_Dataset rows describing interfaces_
^^^^

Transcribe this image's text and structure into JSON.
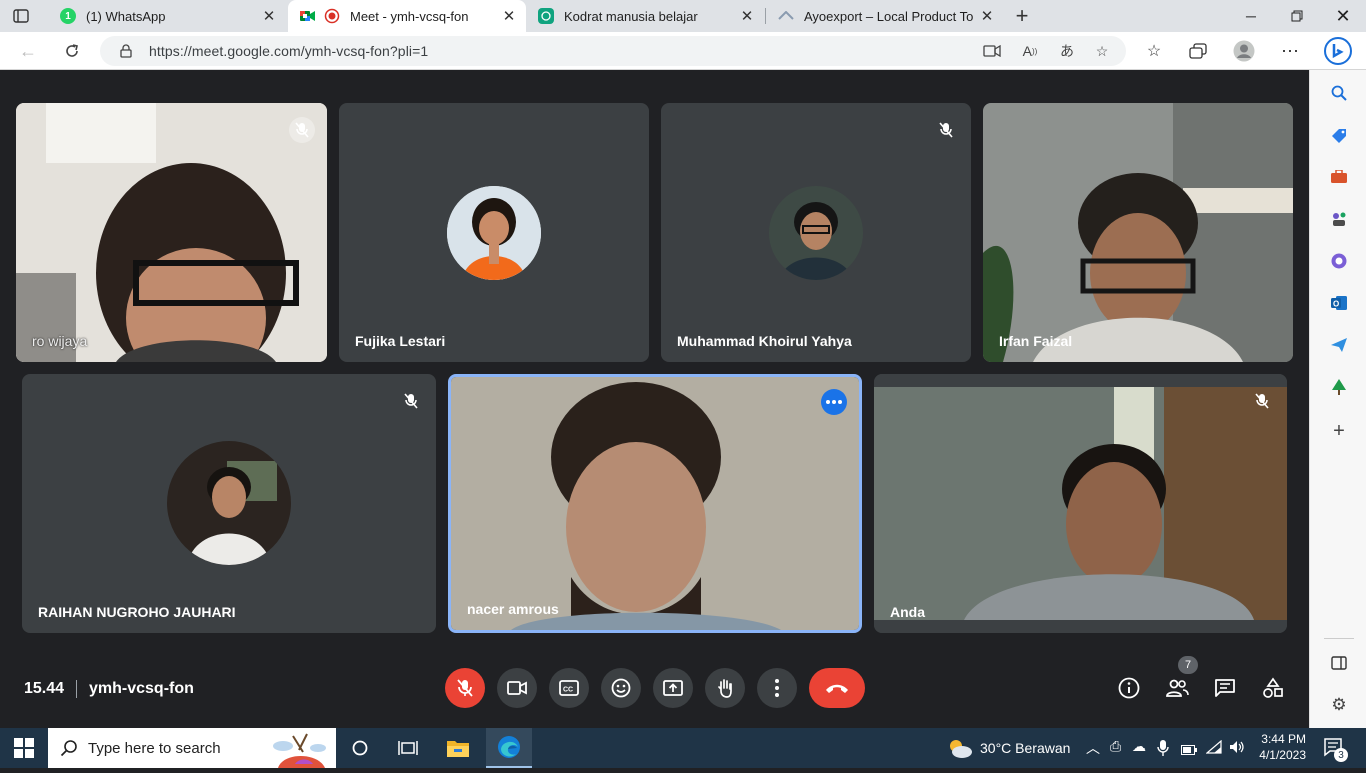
{
  "browser": {
    "tabs": [
      {
        "title": "(1) WhatsApp",
        "badge": "1",
        "active": false
      },
      {
        "title": "Meet - ymh-vcsq-fon",
        "active": true
      },
      {
        "title": "Kodrat manusia belajar",
        "active": false
      },
      {
        "title": "Ayoexport – Local Product To Int",
        "active": false
      }
    ],
    "url": "https://meet.google.com/ymh-vcsq-fon?pli=1"
  },
  "meet": {
    "participants": [
      {
        "name": "ro wijaya",
        "muted": true,
        "video": true
      },
      {
        "name": "Fujika Lestari",
        "muted": false,
        "video": false
      },
      {
        "name": "Muhammad Khoirul Yahya",
        "muted": true,
        "video": false
      },
      {
        "name": "Irfan Faizal",
        "muted": false,
        "video": true
      },
      {
        "name": "RAIHAN NUGROHO JAUHARI",
        "muted": true,
        "video": false
      },
      {
        "name": "nacer amrous",
        "muted": false,
        "video": true,
        "speaking": true
      },
      {
        "name": "Anda",
        "muted": true,
        "video": true
      }
    ],
    "time": "15.44",
    "meeting_code": "ymh-vcsq-fon",
    "people_count": "7",
    "colors": {
      "background": "#202124",
      "tile": "#3c4043",
      "accent": "#1a73e8",
      "danger": "#ea4335"
    }
  },
  "taskbar": {
    "search_placeholder": "Type here to search",
    "weather": "30°C  Berawan",
    "time": "3:44 PM",
    "date": "4/1/2023",
    "notifications": "3"
  }
}
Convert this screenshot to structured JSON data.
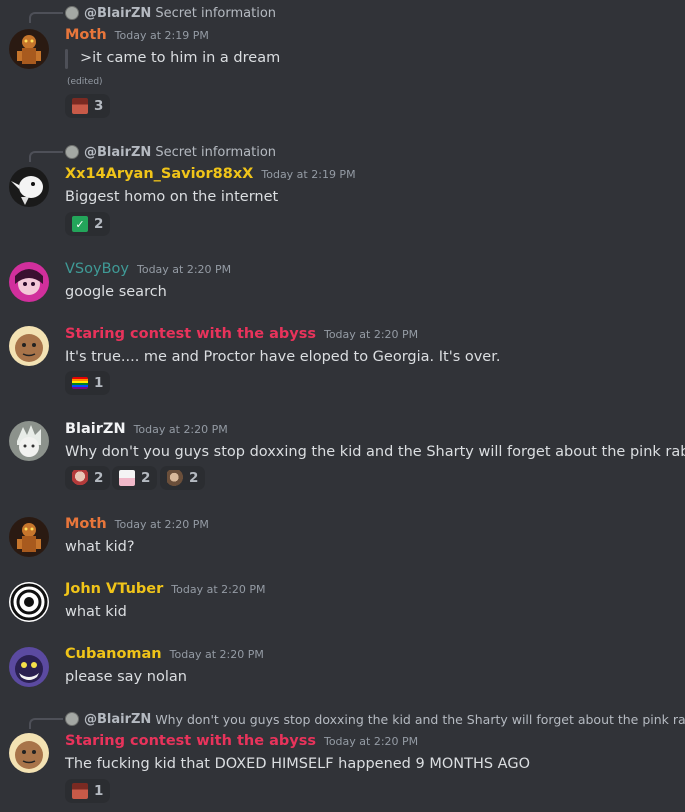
{
  "messages": [
    {
      "reply": {
        "name": "@BlairZN",
        "text": "Secret information"
      },
      "username": "Moth",
      "color": "#e8763b",
      "timestamp": "Today at 2:19 PM",
      "content": ">it came to him in a dream",
      "edited": "(edited)",
      "reactions": [
        {
          "emoji": "face-sticker-icon",
          "count": "3"
        }
      ]
    },
    {
      "reply": {
        "name": "@BlairZN",
        "text": "Secret information"
      },
      "username": "Xx14Aryan_Savior88xX",
      "color": "#f0c419",
      "timestamp": "Today at 2:19 PM",
      "content": "Biggest homo on the internet",
      "reactions": [
        {
          "emoji": "check-mark-icon",
          "count": "2"
        }
      ]
    },
    {
      "username": "VSoyBoy",
      "color": "#3f9a96",
      "timestamp": "Today at 2:20 PM",
      "content": "google search"
    },
    {
      "username": "Staring contest with the abyss",
      "color": "#e8335b",
      "timestamp": "Today at 2:20 PM",
      "content": "It's true.... me and Proctor have eloped to Georgia. It's over.",
      "reactions": [
        {
          "emoji": "rainbow-flag-icon",
          "count": "1"
        }
      ]
    },
    {
      "username": "BlairZN",
      "color": "#dbdee1",
      "timestamp": "Today at 2:20 PM",
      "content": "Why don't you guys stop doxxing the kid and the Sharty will forget about the pink rabbit",
      "reactions": [
        {
          "emoji": "anime-sticker-icon",
          "count": "2"
        },
        {
          "emoji": "pink-rabbit-sticker-icon",
          "count": "2"
        },
        {
          "emoji": "pointing-sticker-icon",
          "count": "2"
        }
      ]
    },
    {
      "username": "Moth",
      "color": "#e8763b",
      "timestamp": "Today at 2:20 PM",
      "content": "what kid?"
    },
    {
      "username": "John VTuber",
      "color": "#f0c419",
      "timestamp": "Today at 2:20 PM",
      "content": "what kid"
    },
    {
      "username": "Cubanoman",
      "color": "#f0c419",
      "timestamp": "Today at 2:20 PM",
      "content": "please say nolan"
    },
    {
      "reply": {
        "name": "@BlairZN",
        "text": "Why don't you guys stop doxxing the kid and the Sharty will forget about the pink rabbit"
      },
      "username": "Staring contest with the abyss",
      "color": "#e8335b",
      "timestamp": "Today at 2:20 PM",
      "content": "The fucking kid that DOXED HIMSELF happened 9 MONTHS AGO",
      "reactions": [
        {
          "emoji": "face-sticker-icon",
          "count": "1"
        }
      ]
    }
  ]
}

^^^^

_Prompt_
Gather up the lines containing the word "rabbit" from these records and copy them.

_Written reply_
      "content": "Why don't you guys stop doxxing the kid and the Sharty will forget about the pink rabbit",
          "emoji": "pink-rabbit-sticker-icon",
        "text": "Why don't you guys stop doxxing the kid and the Sharty will forget about the pink rabbit"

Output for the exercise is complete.